- _Information provided_
───

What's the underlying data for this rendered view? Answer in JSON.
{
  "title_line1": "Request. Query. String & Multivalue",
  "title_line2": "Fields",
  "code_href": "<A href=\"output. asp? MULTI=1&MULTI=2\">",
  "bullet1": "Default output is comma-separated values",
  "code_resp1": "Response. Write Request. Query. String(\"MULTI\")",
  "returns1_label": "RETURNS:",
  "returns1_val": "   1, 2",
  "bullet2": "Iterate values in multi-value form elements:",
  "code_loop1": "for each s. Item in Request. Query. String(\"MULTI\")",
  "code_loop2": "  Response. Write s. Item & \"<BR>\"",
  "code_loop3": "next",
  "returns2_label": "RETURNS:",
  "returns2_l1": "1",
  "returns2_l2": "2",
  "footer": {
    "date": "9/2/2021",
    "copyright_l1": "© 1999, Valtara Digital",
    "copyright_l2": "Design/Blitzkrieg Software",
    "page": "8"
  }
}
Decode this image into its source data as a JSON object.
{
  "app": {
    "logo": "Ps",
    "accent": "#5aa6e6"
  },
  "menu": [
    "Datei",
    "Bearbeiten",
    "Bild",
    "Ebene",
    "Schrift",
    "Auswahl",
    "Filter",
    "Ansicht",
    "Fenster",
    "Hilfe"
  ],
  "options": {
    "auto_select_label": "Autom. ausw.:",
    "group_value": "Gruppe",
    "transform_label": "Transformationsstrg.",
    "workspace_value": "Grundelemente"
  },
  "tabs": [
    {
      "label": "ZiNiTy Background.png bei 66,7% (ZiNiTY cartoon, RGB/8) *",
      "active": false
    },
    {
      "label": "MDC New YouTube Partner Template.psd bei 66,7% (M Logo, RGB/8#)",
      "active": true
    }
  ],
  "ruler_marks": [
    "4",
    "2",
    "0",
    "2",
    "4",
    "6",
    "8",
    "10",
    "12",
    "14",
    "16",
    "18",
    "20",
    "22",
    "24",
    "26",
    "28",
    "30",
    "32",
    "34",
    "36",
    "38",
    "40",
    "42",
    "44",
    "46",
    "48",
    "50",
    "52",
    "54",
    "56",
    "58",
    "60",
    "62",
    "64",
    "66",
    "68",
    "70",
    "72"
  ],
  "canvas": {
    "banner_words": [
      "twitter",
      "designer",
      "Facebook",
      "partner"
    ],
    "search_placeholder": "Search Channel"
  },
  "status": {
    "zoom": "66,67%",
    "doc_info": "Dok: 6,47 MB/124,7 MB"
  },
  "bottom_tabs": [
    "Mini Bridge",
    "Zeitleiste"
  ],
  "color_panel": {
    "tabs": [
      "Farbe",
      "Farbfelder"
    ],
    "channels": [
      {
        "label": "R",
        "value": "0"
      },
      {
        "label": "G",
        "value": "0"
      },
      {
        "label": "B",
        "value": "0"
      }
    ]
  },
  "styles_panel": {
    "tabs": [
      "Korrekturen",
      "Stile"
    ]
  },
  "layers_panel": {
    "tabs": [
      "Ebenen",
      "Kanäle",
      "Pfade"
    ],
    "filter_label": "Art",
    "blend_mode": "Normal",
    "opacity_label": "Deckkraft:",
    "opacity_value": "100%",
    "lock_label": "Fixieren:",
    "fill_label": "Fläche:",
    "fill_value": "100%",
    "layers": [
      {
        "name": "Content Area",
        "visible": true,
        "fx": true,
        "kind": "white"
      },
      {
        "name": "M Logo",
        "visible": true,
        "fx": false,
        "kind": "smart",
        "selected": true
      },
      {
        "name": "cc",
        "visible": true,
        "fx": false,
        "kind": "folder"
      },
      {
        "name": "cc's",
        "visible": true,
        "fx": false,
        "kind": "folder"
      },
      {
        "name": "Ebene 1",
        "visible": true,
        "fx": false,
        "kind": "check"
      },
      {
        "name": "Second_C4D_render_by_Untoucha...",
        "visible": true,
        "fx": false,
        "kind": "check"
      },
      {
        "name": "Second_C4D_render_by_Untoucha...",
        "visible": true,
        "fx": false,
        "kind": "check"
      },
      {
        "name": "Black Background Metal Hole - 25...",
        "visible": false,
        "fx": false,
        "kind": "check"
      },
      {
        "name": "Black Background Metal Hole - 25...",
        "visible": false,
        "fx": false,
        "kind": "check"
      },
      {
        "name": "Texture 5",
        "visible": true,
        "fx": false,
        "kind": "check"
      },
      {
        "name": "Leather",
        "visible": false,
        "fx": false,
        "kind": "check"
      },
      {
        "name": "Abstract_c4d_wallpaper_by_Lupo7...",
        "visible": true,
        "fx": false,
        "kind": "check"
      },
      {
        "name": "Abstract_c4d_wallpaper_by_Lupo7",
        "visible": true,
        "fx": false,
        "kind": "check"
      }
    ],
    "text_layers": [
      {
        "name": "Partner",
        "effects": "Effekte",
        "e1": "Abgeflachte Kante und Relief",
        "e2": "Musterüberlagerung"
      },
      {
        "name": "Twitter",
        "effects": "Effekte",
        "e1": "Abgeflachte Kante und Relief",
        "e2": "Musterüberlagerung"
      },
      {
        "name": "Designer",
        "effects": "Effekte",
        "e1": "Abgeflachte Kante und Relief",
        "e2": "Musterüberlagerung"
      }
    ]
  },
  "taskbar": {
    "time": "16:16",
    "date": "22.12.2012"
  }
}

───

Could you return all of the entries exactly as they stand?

- _Final answer_
What's the underlying data for this rendered view? Answer in JSON.
{
  "title_line1": "Request. Query. String & Multivalue",
  "title_line2": "Fields",
  "code_href": "<A href=\"output. asp? MULTI=1&MULTI=2\">",
  "bullet1": "Default output is comma-separated values",
  "code_resp1": "Response. Write Request. Query. String(\"MULTI\")",
  "returns1_label": "RETURNS:",
  "returns1_val": "   1, 2",
  "bullet2": "Iterate values in multi-value form elements:",
  "code_loop1": "for each s. Item in Request. Query. String(\"MULTI\")",
  "code_loop2": "  Response. Write s. Item & \"<BR>\"",
  "code_loop3": "next",
  "returns2_label": "RETURNS:",
  "returns2_l1": "1",
  "returns2_l2": "2",
  "footer": {
    "date": "9/2/2021",
    "copyright_l1": "© 1999, Valtara Digital",
    "copyright_l2": "Design/Blitzkrieg Software",
    "page": "8"
  }
}
Decode this image into its source data as a JSON object.
{
  "app": {
    "logo": "Ps",
    "accent": "#5aa6e6"
  },
  "menu": [
    "Datei",
    "Bearbeiten",
    "Bild",
    "Ebene",
    "Schrift",
    "Auswahl",
    "Filter",
    "Ansicht",
    "Fenster",
    "Hilfe"
  ],
  "options": {
    "auto_select_label": "Autom. ausw.:",
    "group_value": "Gruppe",
    "transform_label": "Transformationsstrg.",
    "workspace_value": "Grundelemente"
  },
  "tabs": [
    {
      "label": "ZiNiTy Background.png bei 66,7% (ZiNiTY cartoon, RGB/8) *",
      "active": false
    },
    {
      "label": "MDC New YouTube Partner Template.psd bei 66,7% (M Logo, RGB/8#)",
      "active": true
    }
  ],
  "ruler_marks": [
    "4",
    "2",
    "0",
    "2",
    "4",
    "6",
    "8",
    "10",
    "12",
    "14",
    "16",
    "18",
    "20",
    "22",
    "24",
    "26",
    "28",
    "30",
    "32",
    "34",
    "36",
    "38",
    "40",
    "42",
    "44",
    "46",
    "48",
    "50",
    "52",
    "54",
    "56",
    "58",
    "60",
    "62",
    "64",
    "66",
    "68",
    "70",
    "72"
  ],
  "canvas": {
    "banner_words": [
      "twitter",
      "designer",
      "Facebook",
      "partner"
    ],
    "search_placeholder": "Search Channel"
  },
  "status": {
    "zoom": "66,67%",
    "doc_info": "Dok: 6,47 MB/124,7 MB"
  },
  "bottom_tabs": [
    "Mini Bridge",
    "Zeitleiste"
  ],
  "color_panel": {
    "tabs": [
      "Farbe",
      "Farbfelder"
    ],
    "channels": [
      {
        "label": "R",
        "value": "0"
      },
      {
        "label": "G",
        "value": "0"
      },
      {
        "label": "B",
        "value": "0"
      }
    ]
  },
  "styles_panel": {
    "tabs": [
      "Korrekturen",
      "Stile"
    ]
  },
  "layers_panel": {
    "tabs": [
      "Ebenen",
      "Kanäle",
      "Pfade"
    ],
    "filter_label": "Art",
    "blend_mode": "Normal",
    "opacity_label": "Deckkraft:",
    "opacity_value": "100%",
    "lock_label": "Fixieren:",
    "fill_label": "Fläche:",
    "fill_value": "100%",
    "layers": [
      {
        "name": "Content Area",
        "visible": true,
        "fx": true,
        "kind": "white"
      },
      {
        "name": "M Logo",
        "visible": true,
        "fx": false,
        "kind": "smart",
        "selected": true
      },
      {
        "name": "cc",
        "visible": true,
        "fx": false,
        "kind": "folder"
      },
      {
        "name": "cc's",
        "visible": true,
        "fx": false,
        "kind": "folder"
      },
      {
        "name": "Ebene 1",
        "visible": true,
        "fx": false,
        "kind": "check"
      },
      {
        "name": "Second_C4D_render_by_Untoucha...",
        "visible": true,
        "fx": false,
        "kind": "check"
      },
      {
        "name": "Second_C4D_render_by_Untoucha...",
        "visible": true,
        "fx": false,
        "kind": "check"
      },
      {
        "name": "Black Background Metal Hole - 25...",
        "visible": false,
        "fx": false,
        "kind": "check"
      },
      {
        "name": "Black Background Metal Hole - 25...",
        "visible": false,
        "fx": false,
        "kind": "check"
      },
      {
        "name": "Texture 5",
        "visible": true,
        "fx": false,
        "kind": "check"
      },
      {
        "name": "Leather",
        "visible": false,
        "fx": false,
        "kind": "check"
      },
      {
        "name": "Abstract_c4d_wallpaper_by_Lupo7...",
        "visible": true,
        "fx": false,
        "kind": "check"
      },
      {
        "name": "Abstract_c4d_wallpaper_by_Lupo7",
        "visible": true,
        "fx": false,
        "kind": "check"
      }
    ],
    "text_layers": [
      {
        "name": "Partner",
        "effects": "Effekte",
        "e1": "Abgeflachte Kante und Relief",
        "e2": "Musterüberlagerung"
      },
      {
        "name": "Twitter",
        "effects": "Effekte",
        "e1": "Abgeflachte Kante und Relief",
        "e2": "Musterüberlagerung"
      },
      {
        "name": "Designer",
        "effects": "Effekte",
        "e1": "Abgeflachte Kante und Relief",
        "e2": "Musterüberlagerung"
      }
    ]
  },
  "taskbar": {
    "time": "16:16",
    "date": "22.12.2012"
  }
}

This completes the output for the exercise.